Minn. R. Civ. P. 52.01. Whether the evidence is sufficient to meet the standard for commitment is a question of law that we review de novo. Knops, 536 N.W.2d at 620.
To commit a person as mentally ill, the district court must find by clear and convincing evidence that the person is mentally ill. Minn. Stat. § 253B.09, subd. 1 (1998). A mentally ill person is
any person who has an organic disorder of the brain or a substantial psychiatric disorder of thought, mood, perception, orientation, or memory which grossly impairs judgment, behavior, capacity to recognize reality, or to reason or understand, which is manifested by instances of grossly disturbed behavior or faulty perceptions and poses a substantial likelihood of physical harm to self or others[.]
Minn. Stat. § 253B.02, subd. 13(a) (Minn. 1998). The substantial likelihood of physical harm must be demonstrated by an overt failure to obtain necessary food, clothing, shelter, or medical care or by a recent attempt or threat to harm self or others. Id.; Enberg v. Bonde, 331 N.W.2d 731, 736-38 (Minn. 1983). Mere speculation as to whether the person, in the future, may fail to obtain necessary items or may attempt or threaten to harm self or others is not sufficient to justify commitment. In re McGaughey, 536 N.W.2d 621, 623 (Minn. 1995). However, this does not mean that the person must either come to harm himself or harm others before commitment as a mentally ill person is justified.
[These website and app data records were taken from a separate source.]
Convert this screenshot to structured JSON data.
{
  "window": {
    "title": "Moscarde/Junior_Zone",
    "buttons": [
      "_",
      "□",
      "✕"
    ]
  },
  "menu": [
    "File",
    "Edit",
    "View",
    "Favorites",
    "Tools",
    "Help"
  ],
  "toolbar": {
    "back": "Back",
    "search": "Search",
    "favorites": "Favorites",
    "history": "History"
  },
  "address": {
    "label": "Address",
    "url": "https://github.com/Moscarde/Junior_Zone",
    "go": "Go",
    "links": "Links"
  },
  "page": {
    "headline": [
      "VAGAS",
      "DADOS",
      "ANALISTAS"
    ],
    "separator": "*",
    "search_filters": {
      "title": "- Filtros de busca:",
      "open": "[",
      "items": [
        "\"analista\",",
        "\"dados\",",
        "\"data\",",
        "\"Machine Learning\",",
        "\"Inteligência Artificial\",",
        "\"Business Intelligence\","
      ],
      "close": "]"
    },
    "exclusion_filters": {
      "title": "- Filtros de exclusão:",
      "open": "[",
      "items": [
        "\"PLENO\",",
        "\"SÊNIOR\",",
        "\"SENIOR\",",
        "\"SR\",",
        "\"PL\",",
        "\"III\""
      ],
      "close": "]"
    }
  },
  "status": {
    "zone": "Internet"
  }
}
Id.
The statute requires only that a substantial likelihood of physical harm exists, as demonstrated by an overt failure to obtain necessary food, clothing, or medical care or by a recent attempt or threat to harm self or others.
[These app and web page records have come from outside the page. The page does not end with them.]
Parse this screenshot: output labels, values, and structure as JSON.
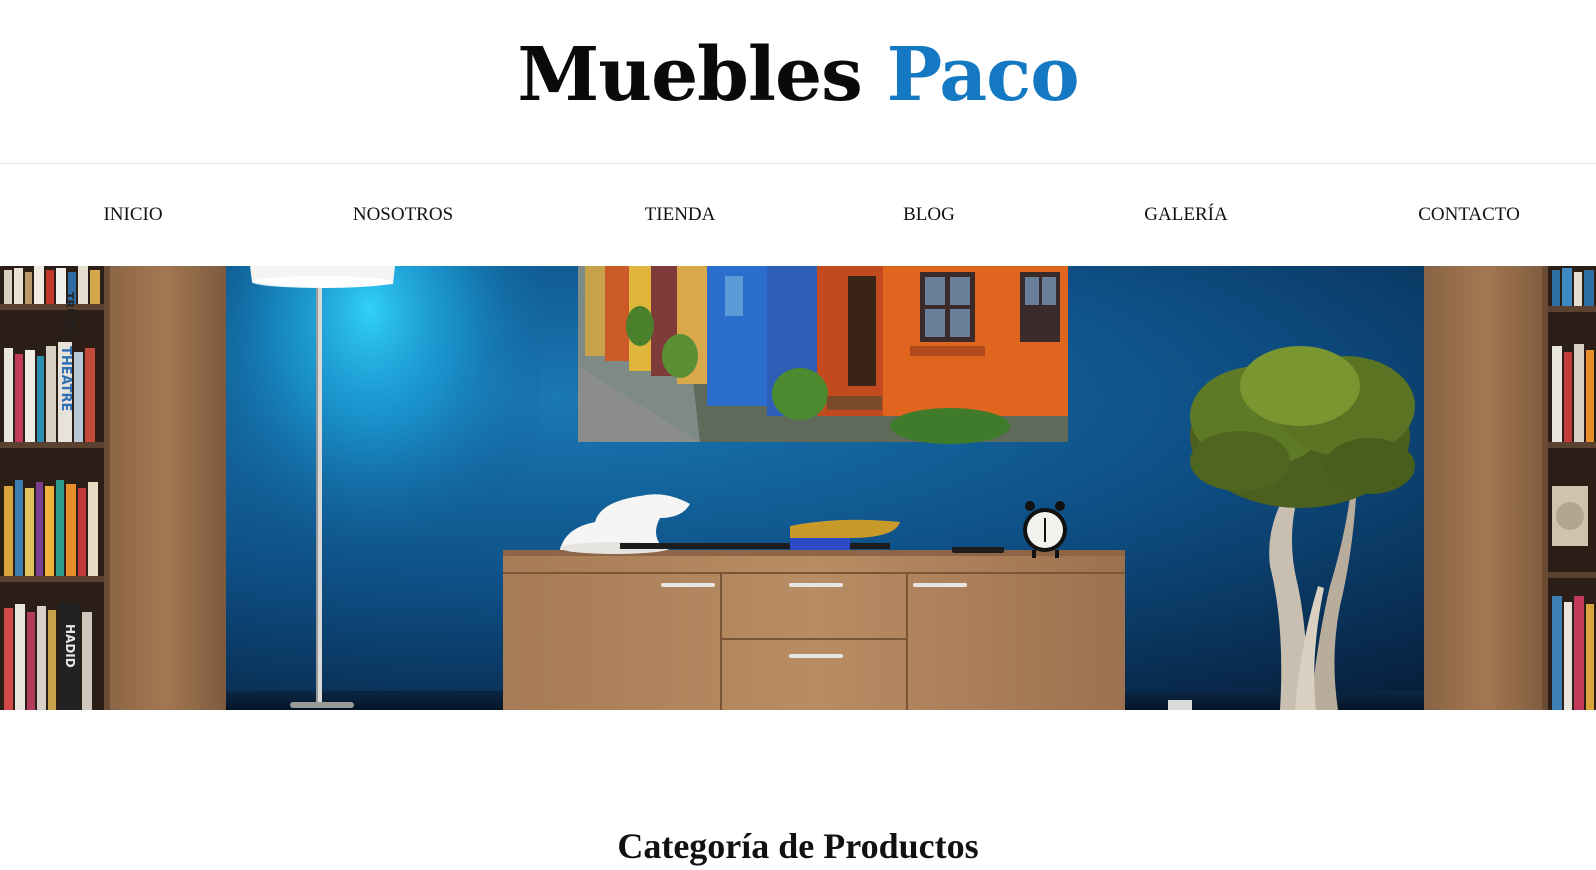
{
  "header": {
    "title_part1": "Muebles",
    "title_part2": "Paco"
  },
  "nav": {
    "items": [
      {
        "label": "INICIO"
      },
      {
        "label": "NOSOTROS"
      },
      {
        "label": "TIENDA"
      },
      {
        "label": "BLOG"
      },
      {
        "label": "GALERÍA"
      },
      {
        "label": "CONTACTO"
      }
    ]
  },
  "hero": {
    "book_spines": [
      "TRUTH",
      "THEATRE",
      "HADID"
    ]
  },
  "section": {
    "title": "Categoría de Productos"
  },
  "colors": {
    "brand_blue": "#1479c2",
    "wall_blue": "#0c4a78",
    "text_dark": "#111111"
  }
}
Id. at 623-24.
McCaskill challenges the trial court’s finding that his paranoid schizophrenia poses a substantial likelihood of physical harm to himself or others. McCaskill contends that he was committed solely because he has a thought disorder and is delusional, not because of any failure to feed, clothe, or shelter himself or because of a recent attempt or threat to physically harm himself or others. We disagree.
Although McCaskill has not injured himself or others, the trial court was not required to delay commitment until he or someone else is actually harmed. See In re Terra, 412 N.W.2d 325, 328 (Minn. App. 1987) (so long as the danger of condition has already become evident, the court may order commitment). The trial court found that McCaskill
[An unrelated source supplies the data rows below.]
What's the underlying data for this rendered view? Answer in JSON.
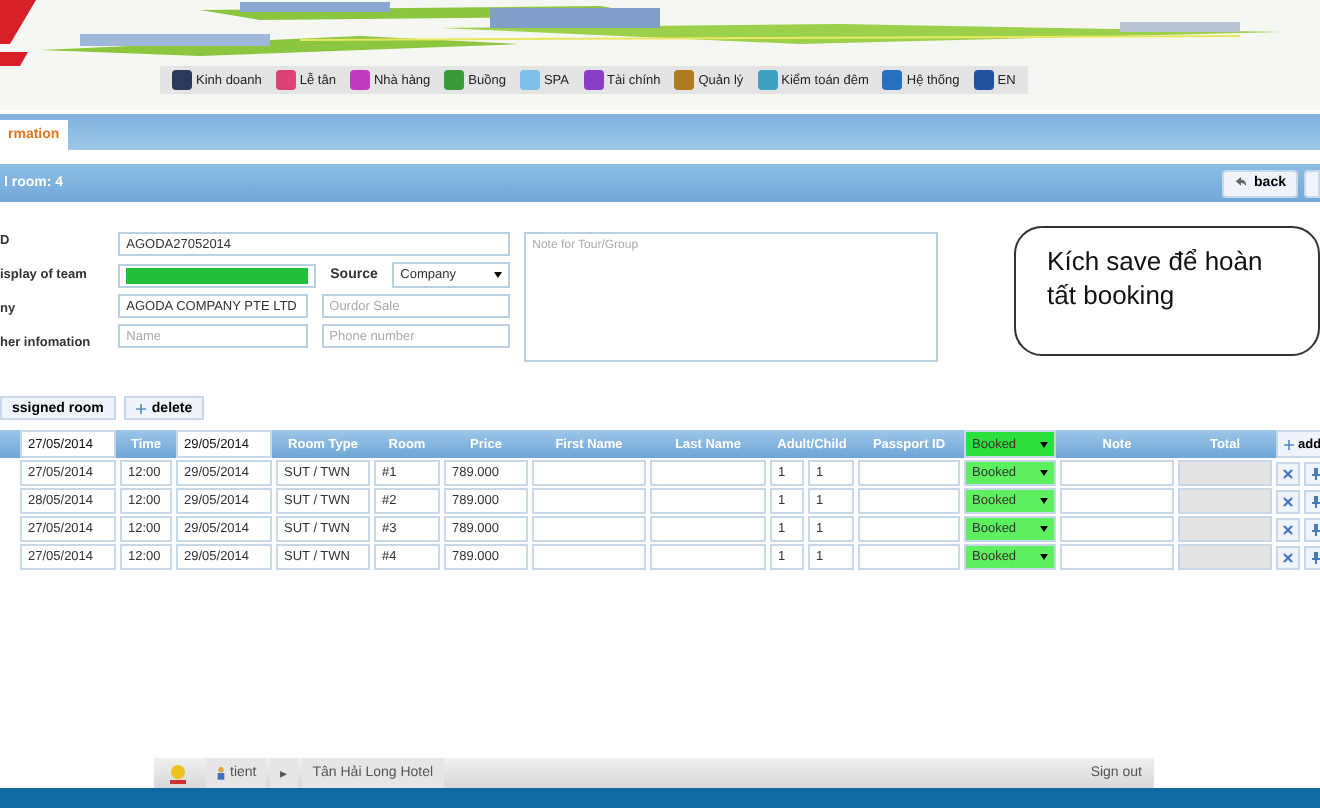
{
  "menu": [
    {
      "label": "Kinh doanh",
      "color": "#2b3a5c"
    },
    {
      "label": "Lễ tân",
      "color": "#e0407a"
    },
    {
      "label": "Nhà hàng",
      "color": "#c03bc0"
    },
    {
      "label": "Buồng",
      "color": "#3a9a3a"
    },
    {
      "label": "SPA",
      "color": "#7cc0e8"
    },
    {
      "label": "Tài chính",
      "color": "#8a3ec8"
    },
    {
      "label": "Quản lý",
      "color": "#b07a20"
    },
    {
      "label": "Kiểm toán đêm",
      "color": "#40a0c0"
    },
    {
      "label": "Hệ thống",
      "color": "#2a70c0"
    },
    {
      "label": "EN",
      "color": "#2050a0"
    }
  ],
  "tabs": [
    {
      "label": "rmation",
      "selected": true
    }
  ],
  "subbar": {
    "title": "l room: 4",
    "back": "back"
  },
  "form": {
    "labels": [
      "D",
      "isplay of team",
      "ny",
      "her infomation"
    ],
    "booking_id": "AGODA27052014",
    "team_display": {
      "color": "#22c03a"
    },
    "source_label": "Source",
    "source": "Company",
    "company": "AGODA COMPANY PTE LTD",
    "sale_placeholder": "Ourdor Sale",
    "name_placeholder": "Name",
    "phone_placeholder": "Phone number",
    "note_placeholder": "Note for Tour/Group"
  },
  "callout": {
    "lines": [
      "Kích save để hoàn",
      "tất booking"
    ]
  },
  "actions": [
    "ssigned room",
    "delete"
  ],
  "table": {
    "header": {
      "checkin": "27/05/2014",
      "time": "Time",
      "checkout": "29/05/2014",
      "columns": [
        "Room Type",
        "Room",
        "Price",
        "First Name",
        "Last Name",
        "Adult/Child",
        "Passport ID"
      ],
      "status": "Booked",
      "note": "Note",
      "total": "Total",
      "add": "add"
    },
    "rows": [
      {
        "checkin": "27/05/2014",
        "time": "12:00",
        "checkout": "29/05/2014",
        "room_type": "SUT / TWN",
        "room": "#1",
        "price": "789.000",
        "adult": "1",
        "child": "1",
        "status": "Booked"
      },
      {
        "checkin": "28/05/2014",
        "time": "12:00",
        "checkout": "29/05/2014",
        "room_type": "SUT / TWN",
        "room": "#2",
        "price": "789.000",
        "adult": "1",
        "child": "1",
        "status": "Booked"
      },
      {
        "checkin": "27/05/2014",
        "time": "12:00",
        "checkout": "29/05/2014",
        "room_type": "SUT / TWN",
        "room": "#3",
        "price": "789.000",
        "adult": "1",
        "child": "1",
        "status": "Booked"
      },
      {
        "checkin": "27/05/2014",
        "time": "12:00",
        "checkout": "29/05/2014",
        "room_type": "SUT / TWN",
        "room": "#4",
        "price": "789.000",
        "adult": "1",
        "child": "1",
        "status": "Booked"
      }
    ]
  },
  "footer": {
    "user": "tient",
    "separator": "▸",
    "hotel": "Tân Hải Long Hotel",
    "signout": "Sign out"
  }
}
poses a substantial likelihood of causing physical harm as demonstrated by the fact that [McCaskill’s] persistent delusions lead him to exercise poor judgment and thus place himself in vulnerable situations.
This court has found that a substantial likelihood of physical harm to self may be demonstrated by provocative conduct that may outrage others and prompt an attack. See In re Gonzalez, 456 N.W.2d 724, 726, 729 (Minn. App. 1990) (finding appellant’s conduct posed substantial likelihood of physical harm to self where court-appointed examiner testified that appellant’s “manic intrusiveness could easily negatively affect people around him and he could inadvertently turn into a target for somebody who does not like his intrusions or grandiosity”). McCaskill’s recent provocative conduct with the three men fixing a car demonstrates that his schizophrenia poses a substantial likelihood of physical harm to McCaskill.
The trial court also found that McCaskill had not been taking his prescribed medications before he was admitted to the hospital and refused to take medications while in the hospital. The court found that McCaskill acknowledged that he was perceived as mentally ill in the past, but now states that God has healed him. These findings support a conclusion that McCaskill’s schizophrenia poses a substantial likelihood of physical harm to McCaskill as demonstrated by a failure to obtain necessary medical care.